* **Work instruction**:
Each line below that carries the string "Video" must appear in the answer.

* **Given records**:
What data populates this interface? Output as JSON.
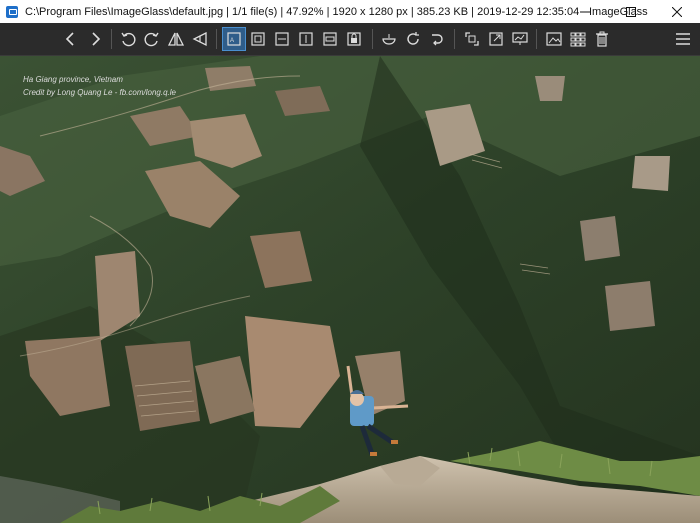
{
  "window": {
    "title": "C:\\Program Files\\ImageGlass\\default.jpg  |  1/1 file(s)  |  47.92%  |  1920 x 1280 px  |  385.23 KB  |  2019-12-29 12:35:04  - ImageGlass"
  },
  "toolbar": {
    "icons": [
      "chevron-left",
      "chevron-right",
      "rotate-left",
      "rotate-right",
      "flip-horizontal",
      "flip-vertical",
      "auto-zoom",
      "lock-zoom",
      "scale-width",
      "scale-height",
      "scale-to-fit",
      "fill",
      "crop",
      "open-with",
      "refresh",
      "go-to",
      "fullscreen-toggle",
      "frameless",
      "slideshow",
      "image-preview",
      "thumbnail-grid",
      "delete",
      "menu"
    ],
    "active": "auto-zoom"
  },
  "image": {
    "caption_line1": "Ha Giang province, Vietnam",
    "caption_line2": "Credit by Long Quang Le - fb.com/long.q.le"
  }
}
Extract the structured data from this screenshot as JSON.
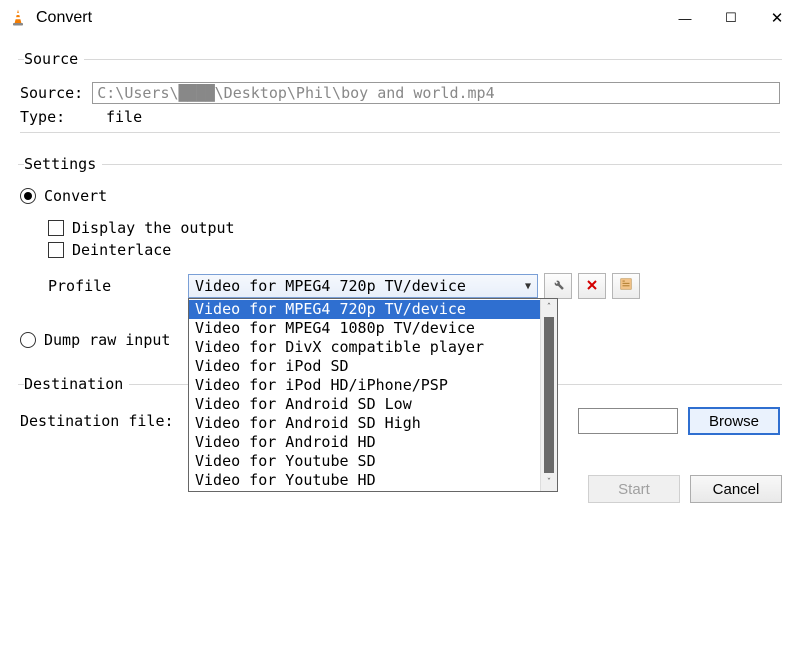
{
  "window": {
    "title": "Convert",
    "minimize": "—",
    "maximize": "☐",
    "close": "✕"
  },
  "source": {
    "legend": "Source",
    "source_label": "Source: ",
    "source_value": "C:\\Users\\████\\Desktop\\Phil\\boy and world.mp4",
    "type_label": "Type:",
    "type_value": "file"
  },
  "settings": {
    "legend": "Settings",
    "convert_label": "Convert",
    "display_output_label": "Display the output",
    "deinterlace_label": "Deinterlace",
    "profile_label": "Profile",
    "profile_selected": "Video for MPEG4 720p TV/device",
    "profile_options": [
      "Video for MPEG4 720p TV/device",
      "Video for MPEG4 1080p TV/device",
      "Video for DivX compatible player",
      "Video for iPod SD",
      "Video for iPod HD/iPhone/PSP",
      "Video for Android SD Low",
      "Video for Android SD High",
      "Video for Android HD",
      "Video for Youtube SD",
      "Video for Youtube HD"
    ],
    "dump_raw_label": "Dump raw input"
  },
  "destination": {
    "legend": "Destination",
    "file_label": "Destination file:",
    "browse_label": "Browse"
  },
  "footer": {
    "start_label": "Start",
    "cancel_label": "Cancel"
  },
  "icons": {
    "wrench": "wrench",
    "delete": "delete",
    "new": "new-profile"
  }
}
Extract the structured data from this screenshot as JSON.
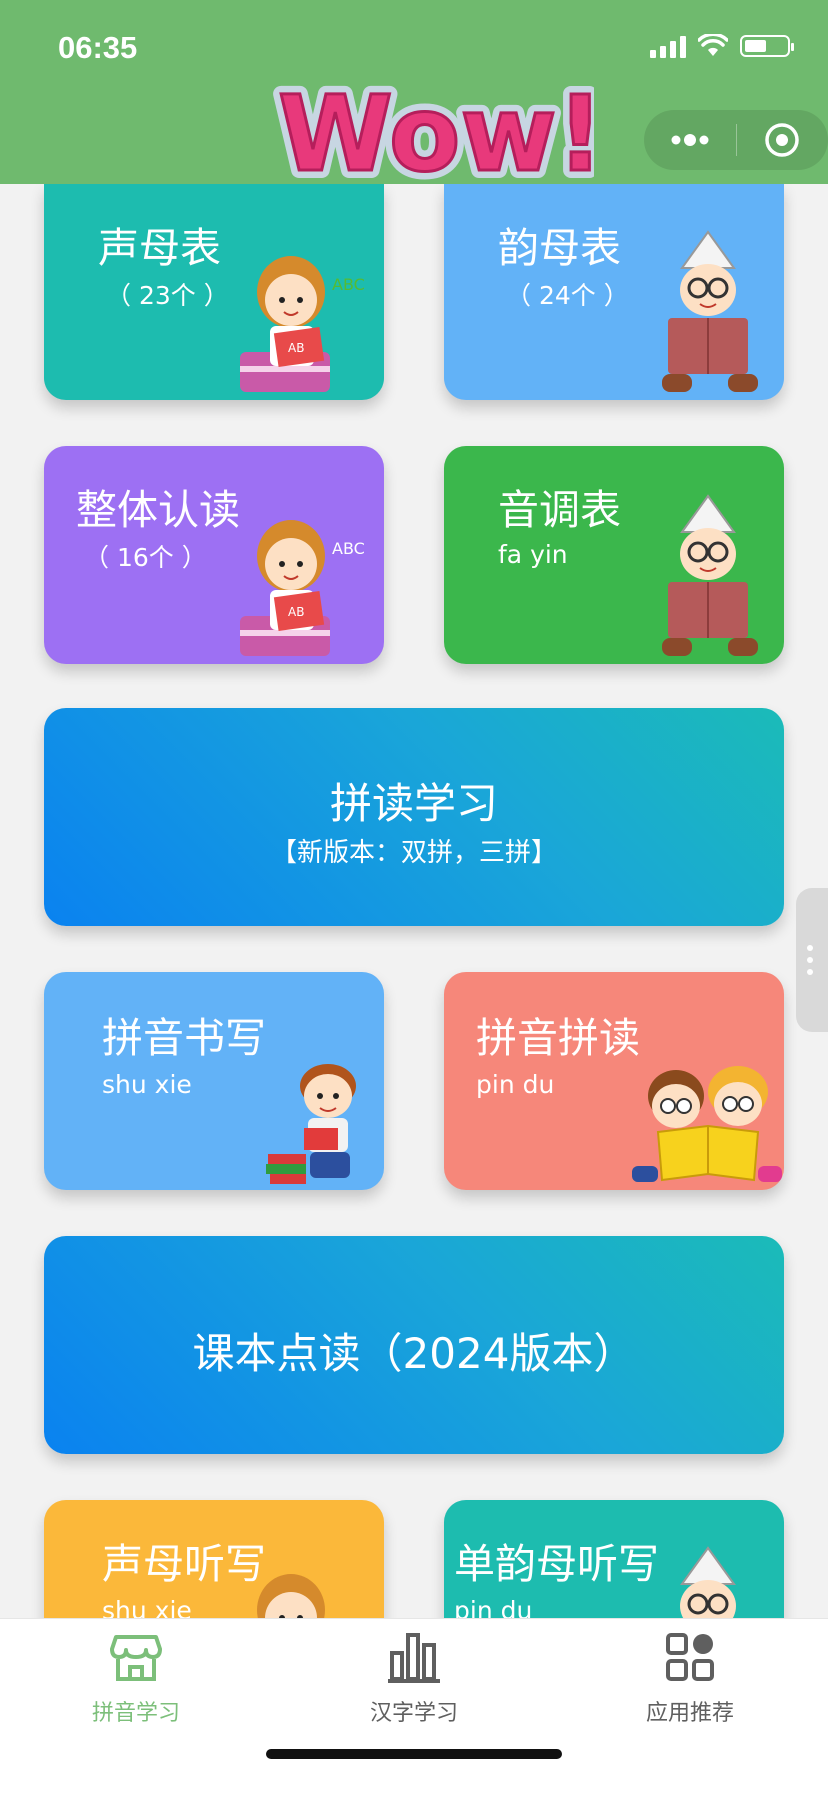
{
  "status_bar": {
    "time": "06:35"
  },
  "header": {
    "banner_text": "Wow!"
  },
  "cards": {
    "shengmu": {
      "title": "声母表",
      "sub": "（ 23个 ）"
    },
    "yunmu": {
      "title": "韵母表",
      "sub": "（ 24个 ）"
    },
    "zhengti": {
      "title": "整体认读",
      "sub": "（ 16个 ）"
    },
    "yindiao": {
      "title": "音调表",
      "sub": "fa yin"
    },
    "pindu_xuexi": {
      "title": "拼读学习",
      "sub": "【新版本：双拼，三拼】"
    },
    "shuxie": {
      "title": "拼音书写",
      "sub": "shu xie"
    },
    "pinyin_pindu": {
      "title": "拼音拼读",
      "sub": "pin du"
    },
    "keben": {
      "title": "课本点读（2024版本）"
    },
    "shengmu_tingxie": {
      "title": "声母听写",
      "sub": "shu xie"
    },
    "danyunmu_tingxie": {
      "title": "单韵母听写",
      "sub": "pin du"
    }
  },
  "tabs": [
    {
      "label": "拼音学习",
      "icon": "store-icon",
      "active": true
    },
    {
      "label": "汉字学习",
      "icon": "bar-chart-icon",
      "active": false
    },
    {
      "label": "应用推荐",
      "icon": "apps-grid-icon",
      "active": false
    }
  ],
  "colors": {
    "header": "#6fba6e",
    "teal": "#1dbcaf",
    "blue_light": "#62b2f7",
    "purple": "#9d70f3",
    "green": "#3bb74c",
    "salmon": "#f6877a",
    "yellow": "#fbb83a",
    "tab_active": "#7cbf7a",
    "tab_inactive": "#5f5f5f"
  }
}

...

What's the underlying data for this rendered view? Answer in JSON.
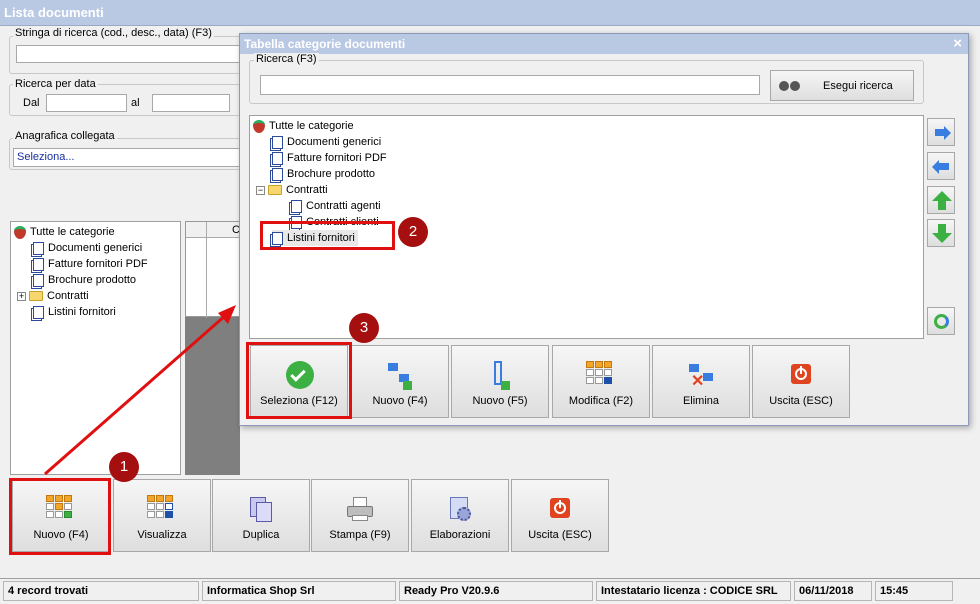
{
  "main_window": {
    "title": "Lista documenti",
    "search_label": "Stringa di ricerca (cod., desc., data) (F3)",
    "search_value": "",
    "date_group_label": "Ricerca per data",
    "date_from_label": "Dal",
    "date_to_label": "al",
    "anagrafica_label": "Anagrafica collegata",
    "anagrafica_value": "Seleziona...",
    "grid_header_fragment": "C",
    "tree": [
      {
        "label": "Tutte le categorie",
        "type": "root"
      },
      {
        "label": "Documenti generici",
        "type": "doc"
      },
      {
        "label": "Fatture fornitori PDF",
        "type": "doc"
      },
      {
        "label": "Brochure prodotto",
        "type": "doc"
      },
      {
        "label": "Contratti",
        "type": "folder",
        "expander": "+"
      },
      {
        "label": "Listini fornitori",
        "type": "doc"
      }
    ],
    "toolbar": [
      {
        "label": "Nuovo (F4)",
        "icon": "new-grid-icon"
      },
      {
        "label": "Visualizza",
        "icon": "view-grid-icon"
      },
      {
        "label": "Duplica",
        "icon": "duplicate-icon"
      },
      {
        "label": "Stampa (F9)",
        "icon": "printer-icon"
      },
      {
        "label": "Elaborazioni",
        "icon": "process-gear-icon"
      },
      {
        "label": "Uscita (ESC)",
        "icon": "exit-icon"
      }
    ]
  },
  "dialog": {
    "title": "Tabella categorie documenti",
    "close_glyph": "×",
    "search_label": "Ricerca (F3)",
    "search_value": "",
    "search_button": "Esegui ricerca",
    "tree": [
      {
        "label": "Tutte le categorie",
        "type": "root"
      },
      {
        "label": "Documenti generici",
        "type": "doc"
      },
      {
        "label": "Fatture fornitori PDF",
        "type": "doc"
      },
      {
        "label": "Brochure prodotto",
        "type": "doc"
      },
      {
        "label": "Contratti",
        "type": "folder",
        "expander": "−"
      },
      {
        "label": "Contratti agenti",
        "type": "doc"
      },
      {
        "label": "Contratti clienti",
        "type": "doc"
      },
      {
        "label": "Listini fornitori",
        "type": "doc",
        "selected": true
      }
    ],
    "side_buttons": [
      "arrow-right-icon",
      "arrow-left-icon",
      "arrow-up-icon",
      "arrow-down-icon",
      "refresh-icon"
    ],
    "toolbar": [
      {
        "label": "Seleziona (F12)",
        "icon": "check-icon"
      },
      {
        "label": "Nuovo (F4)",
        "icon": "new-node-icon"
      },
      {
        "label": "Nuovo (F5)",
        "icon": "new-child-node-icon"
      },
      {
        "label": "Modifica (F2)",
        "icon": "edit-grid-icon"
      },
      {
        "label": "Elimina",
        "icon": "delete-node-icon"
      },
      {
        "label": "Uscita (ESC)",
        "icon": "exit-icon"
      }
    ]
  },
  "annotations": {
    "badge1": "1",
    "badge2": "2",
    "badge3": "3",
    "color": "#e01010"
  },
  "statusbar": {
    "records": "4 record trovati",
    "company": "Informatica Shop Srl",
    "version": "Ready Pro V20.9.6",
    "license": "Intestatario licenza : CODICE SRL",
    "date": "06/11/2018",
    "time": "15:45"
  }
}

* **Solution to this problem**:
    "profile_selected": "Video for MPEG4 720p TV/device",
      "Video for MPEG4 720p TV/device",
      "Video for MPEG4 1080p TV/device",
      "Video for DivX compatible player",
      "Video for iPod SD",
      "Video for iPod HD/iPhone/PSP",
      "Video for Android SD Low",
      "Video for Android SD High",
      "Video for Android HD",
      "Video for Youtube SD",
      "Video for Youtube HD"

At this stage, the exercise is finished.